restaurant partnered with the Virginia Aquarium & Marine Science Center to receive a grant to fund the program, which was supposed to last 6 months but was extended an additional 6 months and included 11 participants.
With trash and hauling fees significantly lower in Virginia compared to other states and few available composters, there's little incentive for businesses to invest in this type of waste management. In fact, with landfill fees so low, many surrounding states choose to dump in Virginia rather than their own, says Habr. Still, as a restaurant owner, Habr is aware of the large amount of food waste her business generates daily and has made an effort to try to make composting more accessible and affordable for Croc's and other local businesses. Habr also sends off her shellfish shells to local producers for their oyster beds.
"Right now we need a critical mass to reduce the costs of composting, which are still high even after the pilot program," she says.
Without a sophisticated system in place, Habr worked with a local composter who came by in his own truck to haul away the food waste in bins set outside the back door. Habr also fought off local health department pressure against composting and had to deal with the challenge of expensive biodegradable bags to hold the waste.
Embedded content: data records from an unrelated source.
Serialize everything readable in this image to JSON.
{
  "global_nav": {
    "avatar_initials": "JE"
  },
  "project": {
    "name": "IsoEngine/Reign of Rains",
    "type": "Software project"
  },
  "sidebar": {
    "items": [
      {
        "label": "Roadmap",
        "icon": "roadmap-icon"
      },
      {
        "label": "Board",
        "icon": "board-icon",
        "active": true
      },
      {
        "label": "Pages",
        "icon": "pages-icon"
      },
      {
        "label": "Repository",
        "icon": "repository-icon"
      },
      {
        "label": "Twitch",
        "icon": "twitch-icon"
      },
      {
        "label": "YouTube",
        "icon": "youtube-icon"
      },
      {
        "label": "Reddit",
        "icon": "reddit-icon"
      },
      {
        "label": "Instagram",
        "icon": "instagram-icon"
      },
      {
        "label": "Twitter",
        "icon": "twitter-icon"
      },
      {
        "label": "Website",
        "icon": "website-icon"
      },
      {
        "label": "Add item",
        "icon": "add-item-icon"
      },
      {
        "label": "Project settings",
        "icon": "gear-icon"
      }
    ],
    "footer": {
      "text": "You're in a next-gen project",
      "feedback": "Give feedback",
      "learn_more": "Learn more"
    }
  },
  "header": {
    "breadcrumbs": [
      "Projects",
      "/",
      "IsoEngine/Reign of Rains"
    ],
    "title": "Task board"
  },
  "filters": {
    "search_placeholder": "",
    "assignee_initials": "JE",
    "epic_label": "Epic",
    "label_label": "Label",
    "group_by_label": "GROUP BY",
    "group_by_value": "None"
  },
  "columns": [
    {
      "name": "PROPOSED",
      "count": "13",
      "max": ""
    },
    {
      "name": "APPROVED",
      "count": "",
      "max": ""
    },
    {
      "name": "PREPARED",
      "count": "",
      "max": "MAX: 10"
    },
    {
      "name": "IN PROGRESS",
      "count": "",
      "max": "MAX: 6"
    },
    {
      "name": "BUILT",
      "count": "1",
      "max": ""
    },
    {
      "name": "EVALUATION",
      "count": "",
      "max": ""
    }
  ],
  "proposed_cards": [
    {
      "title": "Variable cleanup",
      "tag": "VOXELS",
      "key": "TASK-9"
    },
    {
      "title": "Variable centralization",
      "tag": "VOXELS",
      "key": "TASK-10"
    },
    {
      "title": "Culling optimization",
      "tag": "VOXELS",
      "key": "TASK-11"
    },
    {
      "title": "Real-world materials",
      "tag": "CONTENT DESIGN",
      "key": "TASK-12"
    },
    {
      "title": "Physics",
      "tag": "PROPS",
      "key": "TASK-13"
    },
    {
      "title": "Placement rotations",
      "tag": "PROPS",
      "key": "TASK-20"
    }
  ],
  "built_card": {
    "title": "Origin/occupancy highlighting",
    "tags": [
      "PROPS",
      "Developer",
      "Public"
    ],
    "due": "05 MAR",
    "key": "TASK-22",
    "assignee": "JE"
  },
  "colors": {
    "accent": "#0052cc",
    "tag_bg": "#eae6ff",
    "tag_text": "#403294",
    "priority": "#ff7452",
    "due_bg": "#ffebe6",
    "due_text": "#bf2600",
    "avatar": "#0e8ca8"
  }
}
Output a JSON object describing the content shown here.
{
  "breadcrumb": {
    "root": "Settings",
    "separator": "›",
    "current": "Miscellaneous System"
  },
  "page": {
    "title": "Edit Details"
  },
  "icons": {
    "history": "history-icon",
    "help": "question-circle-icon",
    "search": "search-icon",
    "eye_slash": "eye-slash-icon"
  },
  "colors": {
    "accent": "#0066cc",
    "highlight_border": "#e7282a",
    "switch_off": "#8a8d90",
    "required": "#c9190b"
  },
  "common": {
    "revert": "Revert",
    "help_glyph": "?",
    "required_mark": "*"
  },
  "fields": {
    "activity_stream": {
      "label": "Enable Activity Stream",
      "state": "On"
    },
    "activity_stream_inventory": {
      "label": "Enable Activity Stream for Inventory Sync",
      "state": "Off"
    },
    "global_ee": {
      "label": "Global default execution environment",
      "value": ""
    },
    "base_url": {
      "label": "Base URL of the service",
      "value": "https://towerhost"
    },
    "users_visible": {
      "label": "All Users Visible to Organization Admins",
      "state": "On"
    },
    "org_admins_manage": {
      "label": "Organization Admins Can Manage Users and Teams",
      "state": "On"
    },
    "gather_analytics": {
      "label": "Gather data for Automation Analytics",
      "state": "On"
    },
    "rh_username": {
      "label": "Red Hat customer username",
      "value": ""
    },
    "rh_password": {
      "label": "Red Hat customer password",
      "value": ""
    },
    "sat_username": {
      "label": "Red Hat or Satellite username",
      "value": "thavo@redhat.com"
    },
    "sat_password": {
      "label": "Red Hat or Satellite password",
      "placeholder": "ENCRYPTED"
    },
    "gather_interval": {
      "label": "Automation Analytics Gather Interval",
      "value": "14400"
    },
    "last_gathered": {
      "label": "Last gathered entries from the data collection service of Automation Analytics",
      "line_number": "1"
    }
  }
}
She has also worked to reduce portion sizes as a way to minimize waste before it happens, which led to the introduction of mini sandwiches and other smaller plates.
"When we started, we decided to keep the costs under $10,000 for 6 months — so either we would run out of money or the program would end first," she says. "I didn't know how many people could get into this but everyone did very well."
The composting efforts came on the heels of a recycling program started in 2007 that saved Croc's $200 month and led to smaller trashcans used throughout the restaurant. As part of that program, the restaurant swapped Styrofoam for recyclable, biodegradable cardboard boxes and began recycling packaging, paper, plastic and glass in the kitchen through a comingling program that allows these products to be tossed together.
Croc's recycles its frying oil as well. "By law we can't dump our grease in the water stream and need to have it picked up. We switched from someone who was trucking the grease across the country for dog food to a company that turns it into biodiesel for fueling busses and other vehicles in the area," Habr says.